Once operations in West Africa were over, and the Cameroons had been seized from the German forces there, West African troops were nominated for the East African theatre.
On 26th July the Gold Coast Regiment landed at Mombasa and joined General Smuts’ forces. The Regiment was 1,428 men strong and had 12 machine-guns. Also it incorporated two 2.95 inch mountain guns into its ORBAT, and brought 177 specially enlisted and trained gun-carriers for the artillery section and machine-guns. 204 other general carriers supported the companies.
The ‘Gold Coasters‘, who wore a green-knitted forage cap on operations, were the type of troops that the East African theatre needed. They adapted to the climate and the bush conditions, and fought hard. When the warning order for East Africa was received in West Africa the Regiment celebrated with war-dances.
Lieutenant Colonel R.A. de B. Rose DSO commanded the Regiment which contained four double-companies and a Pioneer Company. He had 36 British officers and 15 British NCOs, 905 African Rank and File, 11 clerks, 1 store-man, the carriers mentioned above, and four officers from the Royal Army Medical Corps. This was a very self-contained and effective unit, with replacement drafts being trained and prepared back in the Gold Coast.
The three-week sea voyage from Sekondi aboard the Aeneas was broken with calls at Cape Town and Durban. The troops went ashore at Durban to parade and be inspected by the Mayor, and more importantly for them, to see for the first time a “movie” cinema film.

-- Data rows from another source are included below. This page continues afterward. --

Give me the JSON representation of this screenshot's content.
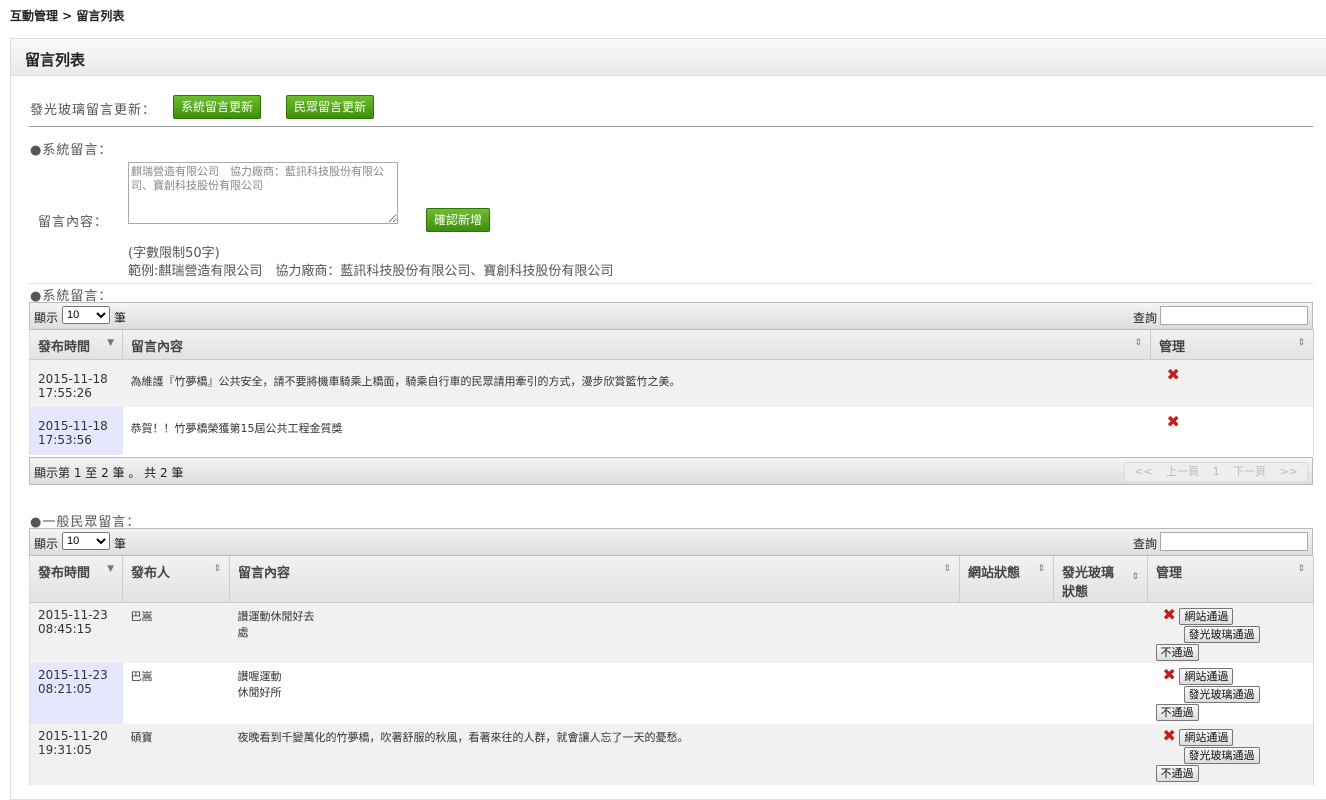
{
  "breadcrumb": "互動管理 > 留言列表",
  "panel_title": "留言列表",
  "update": {
    "label": "發光玻璃留言更新：",
    "system_btn": "系統留言更新",
    "public_btn": "民眾留言更新"
  },
  "system_form": {
    "section_label": "●系統留言：",
    "content_label": "留言內容：",
    "textarea_value": "麒瑞營造有限公司　協力廠商：藍訊科技股份有限公司、寶創科技股份有限公司",
    "confirm_btn": "確認新增",
    "limit_hint": "(字數限制50字)",
    "example_hint": "範例:麒瑞營造有限公司　協力廠商：藍訊科技股份有限公司、寶創科技股份有限公司"
  },
  "system_table": {
    "section_label": "●系統留言：",
    "show_label": "顯示",
    "page_size": "10",
    "unit_label": "筆",
    "search_label": "查詢",
    "headers": [
      "發布時間",
      "留言內容",
      "管理"
    ],
    "rows": [
      {
        "date": "2015-11-18",
        "time": "17:55:26",
        "content": "為維護『竹夢橋』公共安全，請不要將機車騎乘上橋面，騎乘自行車的民眾請用牽引的方式，漫步欣賞籃竹之美。"
      },
      {
        "date": "2015-11-18",
        "time": "17:53:56",
        "content": "恭賀！！竹夢橋榮獲第15屆公共工程金質獎"
      }
    ],
    "footer_info": "顯示第 1 至 2 筆 。 共 2 筆",
    "pager": {
      "first": "<<",
      "prev": "上一頁",
      "page": "1",
      "next": "下一頁",
      "last": ">>"
    }
  },
  "public_table": {
    "section_label": "●一般民眾留言：",
    "show_label": "顯示",
    "page_size": "10",
    "unit_label": "筆",
    "search_label": "查詢",
    "headers": [
      "發布時間",
      "發布人",
      "留言內容",
      "網站狀態",
      "發光玻璃狀態",
      "管理"
    ],
    "rows": [
      {
        "date": "2015-11-23",
        "time": "08:45:15",
        "author": "巴嵩",
        "content1": "讚運動休閒好去",
        "content2": "處"
      },
      {
        "date": "2015-11-23",
        "time": "08:21:05",
        "author": "巴嵩",
        "content1": "讚喔運動",
        "content2": "休閒好所"
      },
      {
        "date": "2015-11-20",
        "time": "19:31:05",
        "author": "碩寶",
        "content1": "夜晚看到千變萬化的竹夢橋，吹著舒服的秋風，看著來往的人群，就會讓人忘了一天的憂愁。",
        "content2": ""
      }
    ],
    "actions": {
      "web_pass": "網站通過",
      "glass_pass": "發光玻璃通過",
      "reject": "不通過"
    }
  },
  "icons": {
    "delete": "delete-x-icon",
    "sort": "sort-arrows-icon"
  },
  "colors": {
    "green_button": "#4a9c17",
    "date_cell": "#cfd0ff",
    "delete": "#c81b1b"
  }
}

The landing at Mombasa was eventful, a sudden downpour drenching the Regiment. The Kilindini dock-workers had disappeared, it being Sunday, and so the troops unloaded their baggage and re-loaded it into two waiting trains (one train was of covered goods wagons). During the three-day journey through Voi, Taveta, Kahe Junction and down the Tanga line to Ngombezi the men, all coming from the interior of the Gold Coast (now named Ghana) north of Ashanti, experienced severe cold for the first time. This climate combined with strange rations of cold bully-beef and very cold water (the brief train halts prevented the organization of central cooking) and the fact that the troops’ uniforms had not dried out, resulted in cases of pneumonia, some of them fatal.

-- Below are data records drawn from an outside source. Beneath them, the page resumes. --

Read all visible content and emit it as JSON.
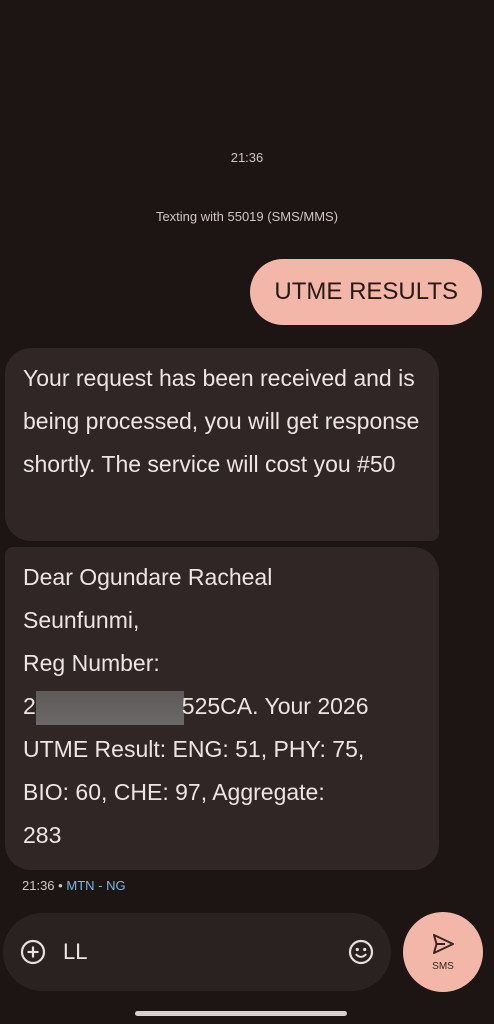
{
  "thread": {
    "time_header": "21:36",
    "info": "Texting with 55019 (SMS/MMS)"
  },
  "messages": {
    "outgoing_1": "UTME RESULTS",
    "incoming_1": "Your request has been received and is being processed, you will get response shortly. The service will cost you #50",
    "incoming_2": {
      "line1": "Dear Ogundare Racheal",
      "line2": "Seunfunmi,",
      "line3": "Reg Number:",
      "reg_prefix": "2",
      "reg_suffix": "525CA. Your 2026",
      "line5": "UTME Result: ENG: 51, PHY: 75,",
      "line6": "BIO: 60, CHE: 97, Aggregate:",
      "line7": "283"
    },
    "meta": {
      "time": "21:36",
      "separator": "•",
      "carrier": "MTN - NG"
    }
  },
  "compose": {
    "value": "LL",
    "add_icon": "add-circle-icon",
    "emoji_icon": "emoji-icon"
  },
  "send": {
    "label": "SMS",
    "icon": "send-icon"
  },
  "colors": {
    "background": "#1d1514",
    "outgoing_bubble": "#f3b7aa",
    "incoming_bubble": "#2f2625",
    "carrier_text": "#7fb6d9"
  }
}
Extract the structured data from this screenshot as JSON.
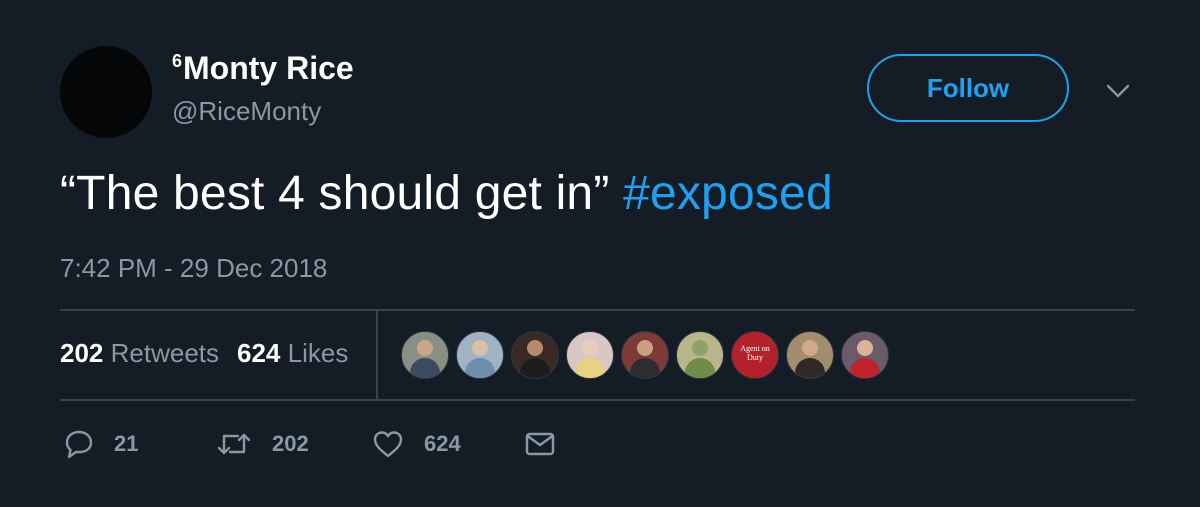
{
  "author": {
    "superscript": "6",
    "name": "Monty Rice",
    "handle": "@RiceMonty"
  },
  "follow_button": {
    "label": "Follow"
  },
  "tweet": {
    "text": "“The best 4 should get in” ",
    "hashtag": "#exposed",
    "timestamp": "7:42 PM - 29 Dec 2018"
  },
  "stats": {
    "retweets_count": "202",
    "retweets_label": "Retweets",
    "likes_count": "624",
    "likes_label": "Likes"
  },
  "liker_avatars": {
    "sign_text_line1": "Agent on",
    "sign_text_line2": "Duty"
  },
  "actions": {
    "reply_count": "21",
    "retweet_count": "202",
    "like_count": "624"
  },
  "icons": {
    "reply": "reply-icon",
    "retweet": "retweet-icon",
    "like": "heart-icon",
    "message": "envelope-icon",
    "more": "chevron-down-icon"
  },
  "colors": {
    "background": "#141d26",
    "accent": "#1da1f2",
    "secondary_text": "#8899a6",
    "divider": "#38444d"
  }
}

At Ngombezi the Regiment was inspected by the Inspector-General of Communications, Brigadier-General W.F.S. Edwards, who, pleased with the physique, smartness and military bearing of the men, commented that no other unit which he had inspected had arrived in the country so well and efficiently equipped.
Before long the Gold Coasters would be operating in the same actions as the Loyal North Lancashire Regiment Machine Gun Company in landings on the southern coastline of German East Africa.
The Gold Coast Regiment sailed for home in late July 1918, leaving behind 215 men killed in action, 270 men dead from disease and 11 men missing. 725 others had been wounded in action and 567 invalided out of theatre.
Two DSOs and a Bar plus 11 MCs and 4 Bars were awarded to officers.
Five DCMs and a Bar plus one MSM were awarded to British NCOs and WOs.
Twenty DCMs and 2 Bars plus 24 MMs and 2 MSMs were awarded to Africans.
The Gold Coast Mounted Infantry Company was a separate unit.
The Gold Coast Regiment in the East Africa Campaign – Charles H Clifford